More than 50 public defenders and others rallied against Santa Clara County court closures on Monday, following a weekend of heated protests in San Jose over police brutality, including the death of George Floyd.
Standing in front of the county Superior Court’s Hall of Justice with signs like “Close the jails, not the courts,” advocates said the court’s move unjustifiably limits the public’s right to a speedy trial. It further frays rights already diminished by the pandemic, they said, and is tantamount to “an act of violence.”
“The only access that people have when they have been victimized by the police — by police violence — is to get into this courthouse,” said Madelyn Roderigues, a public defender in San Jose. “This is the place that we get to stand up and show that body-cam footage and make their voice heard and show their injuries. This is the place.”
So far, the Monday closure delayed some hearings and other court activities anywhere from days to weeks, limiting people’s due process rights, said Sajid Khan, a public defender in San Jose. But it is also a symbolic problem, shutting down the judicial check on the police state as people are arrested during the protests, he said.
Presiding Judge Deborah Ryan said in a release the court was shutting down for safety reasons. When asked for further detail, Benjamin Rada, the courts’ spokesman, pointed to the related order, which mentioned safety concerns “based on the civil unrest in the County of Santa Clara … as well as information that other courthouses in the City of San Jose and the State of California have been subject to vandalism.”

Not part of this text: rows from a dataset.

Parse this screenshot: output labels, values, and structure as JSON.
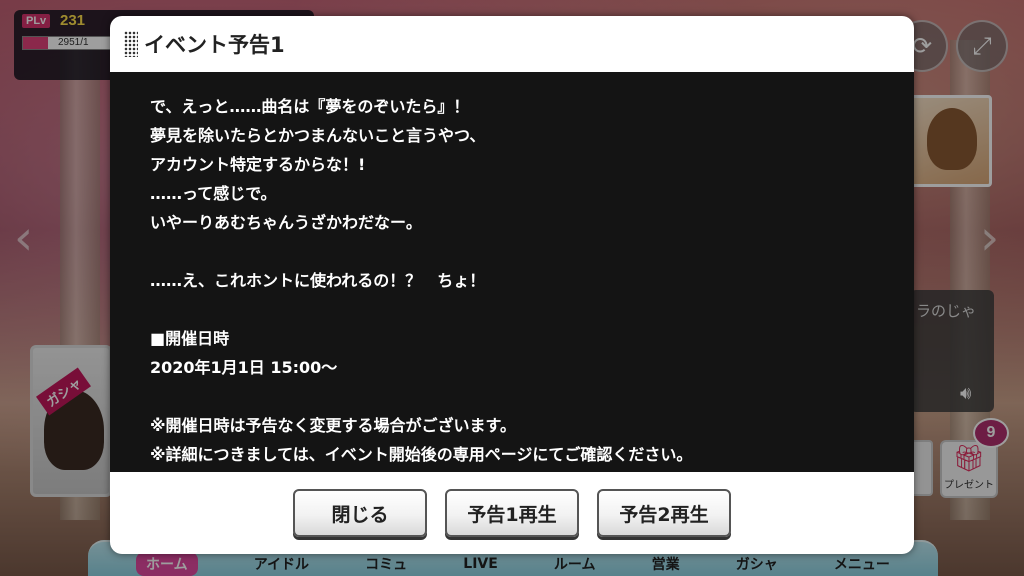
{
  "player": {
    "level_tag": "PLv",
    "level": "231",
    "exp_text": "2951/1",
    "exp_progress": 0.26
  },
  "modal": {
    "title": "イベント予告1",
    "body_lines": [
      "で、えっと……曲名は『夢をのぞいたら』！",
      "夢見を除いたらとかつまんないこと言うやつ、",
      "アカウント特定するからな！!",
      "……って感じで。",
      "いやーりあむちゃんうざかわだなー。",
      "",
      "……え、これホントに使われるの！？　ちょ！",
      "",
      "■開催日時",
      "2020年1月1日 15:00〜",
      "",
      "※開催日時は予告なく変更する場合がございます。",
      "※詳細につきましては、イベント開始後の専用ページにてご確認ください。"
    ],
    "buttons": {
      "close": "閉じる",
      "preview1": "予告1再生",
      "preview2": "予告2再生"
    }
  },
  "background": {
    "gacha_label": "ガシャ",
    "speech_text": "ラのじゃ",
    "present_label": "プレゼント",
    "present_count": "9"
  },
  "nav": {
    "items": [
      "ホーム",
      "アイドル",
      "コミュ",
      "LIVE",
      "ルーム",
      "営業",
      "ガシャ",
      "メニュー"
    ]
  },
  "icons": {
    "rotate": "rotate-icon",
    "fullscreen": "fullscreen-icon",
    "speaker": "speaker-icon",
    "present": "gift-icon"
  },
  "colors": {
    "accent": "#d6336c",
    "level": "#ffe14d",
    "modal_body_bg": "#141414"
  }
}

It isn’t clear how long the court will remain shut down. So far, the court is only closed Monday, with no decision on future dates yet, Rada wrote.
The move comes days after the city of San Jose issued an emergency declaration and implemented a citywide curfew to address these protests. It’s also months into a pandemic that had killed 141 people in Santa Clara County as of May 31.
Property or people
Khan called for the court to release more information on what kind of safety issues the county courts are facing that make it necessary for them to close, including whether the courts had received direct threats.
“This is the exact moment in time where our courts need to be [expletive] open,” Khan said at the rally, amid cheers from the nearby jail and honking from cars driving by.
It isn’t clear how much this is impacting those arrested during the protests over Floyd, who died at the hands of Minneapolis police. The San Jose Police Department didn’t immediately respond to an email asking how many people have been arrested and how many are being detained linked to the protests.
Still, without more specific information about the safety concerns, advocates argued at the rally that the order appears to protect the elite in the judicial system at the cost of the most vulnerable, leaving the public to wait for their days in court.
Scott Largent, a 43-year-old community organizer who was arrested and released during this weekend’s protests, said that for his part, even though he was released and his hearing date isn’t until October, he finds the closure of the courts worrying.
“They’re concerned about protecting their property and their own people,” Largent said of the courts. “Not us.”